Oh could I raise the darken'd veil,
Which hides my future life from me,
Could unborn ages slowly sail,
Before my view - and could I see
My every action painted there,
To cast one look I would not dare.
There poverty and grief might stand,
And dark Despair's corroding hand,
Would make me seek the lonely tomb
To slumber in its endless gloom.
Then let me never cast a look,
Within Fate's fix'd mysterious book.
Would you want to know the future if you could? If you could "raise the darken'd veil?" Hawthorne wouldn't want to know. What if he sees "poverty and grief" there? He'd take his own life, it seems, "dark Despair's corroding hand would make me seek the lonely tomb." Yet, even though the knowledge of the future could be enough to make him want to seek slumber in endless gloom, he doesn't think he could change that future from grim to glad. He calls the future "Fate's fix'd mysterious book." It's a very pre-determined, fatalistic outlook, which makes sense, as Hawthorne was a Puritan. Predestination is a common feature of their faith.

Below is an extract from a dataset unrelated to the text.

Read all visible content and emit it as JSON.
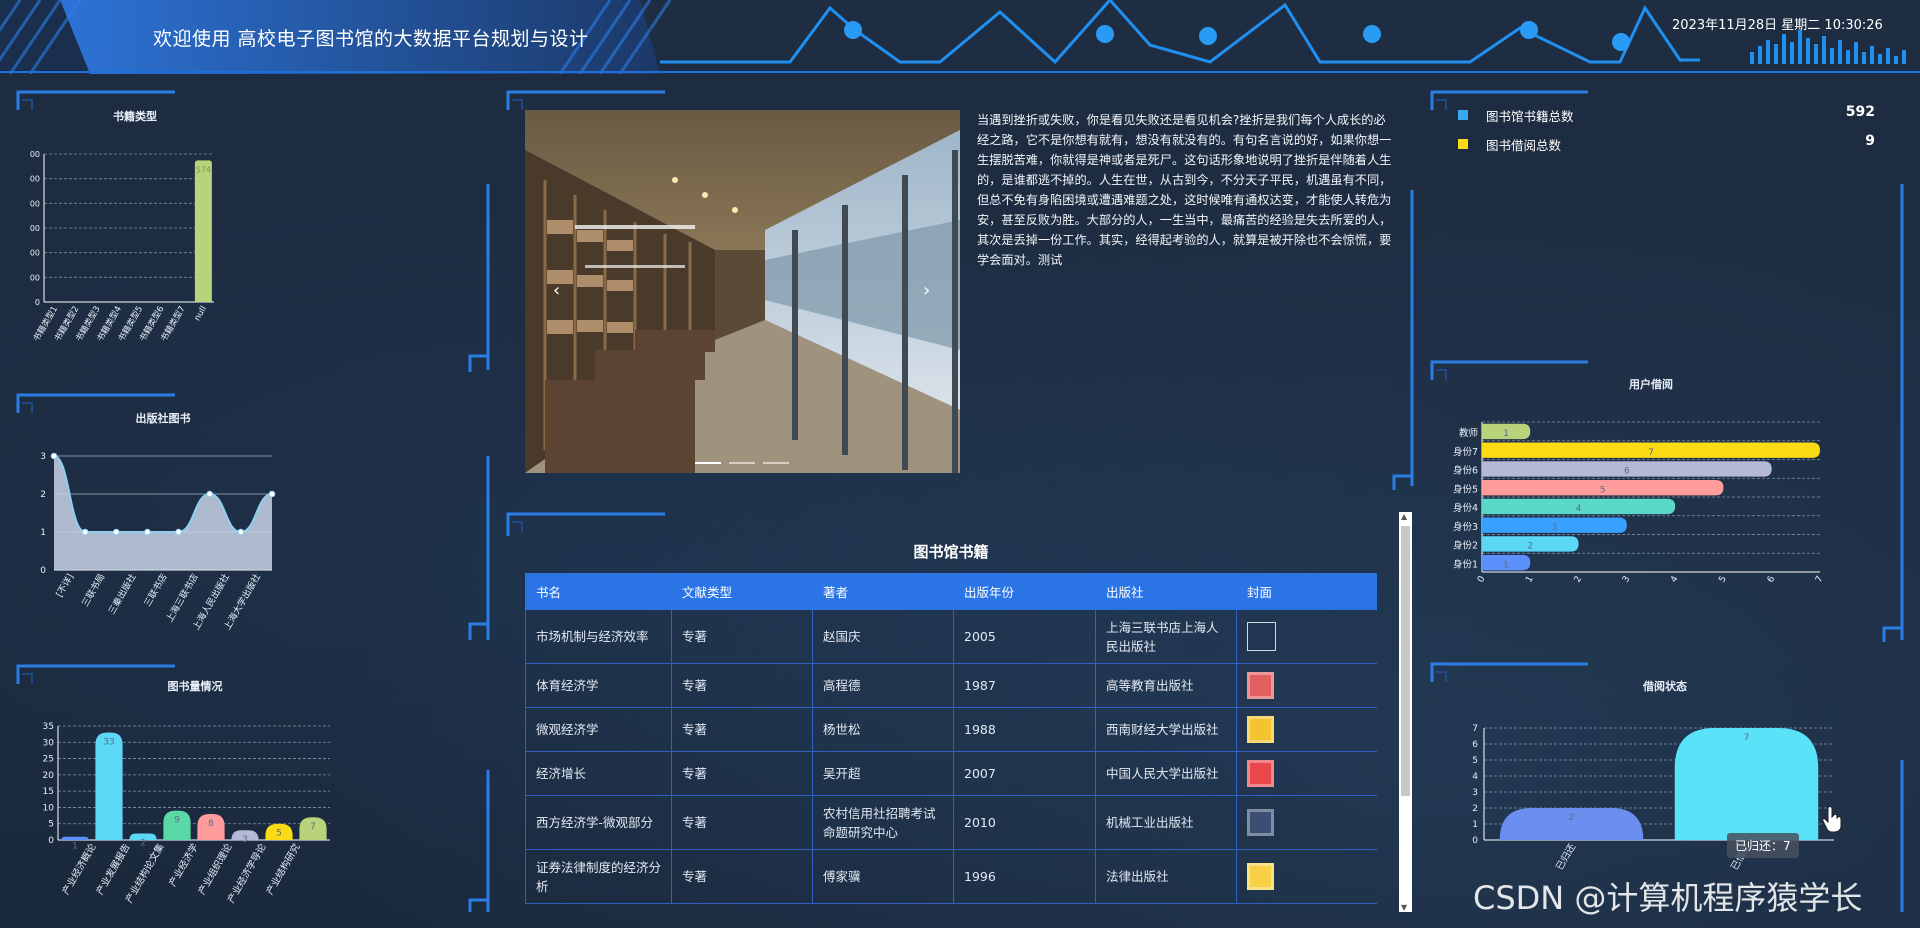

Personally, I have no desire to know my future. Not because I think it is some immutable thing, I don't believe in predestination. Rather, I feel that it's unimportant, merely one possibility out of many. Even if I am not the master of my own fate by some cosmic design, why not let myself think that I am if I cannot change things? It's a difficult question. If you could know the future, would you?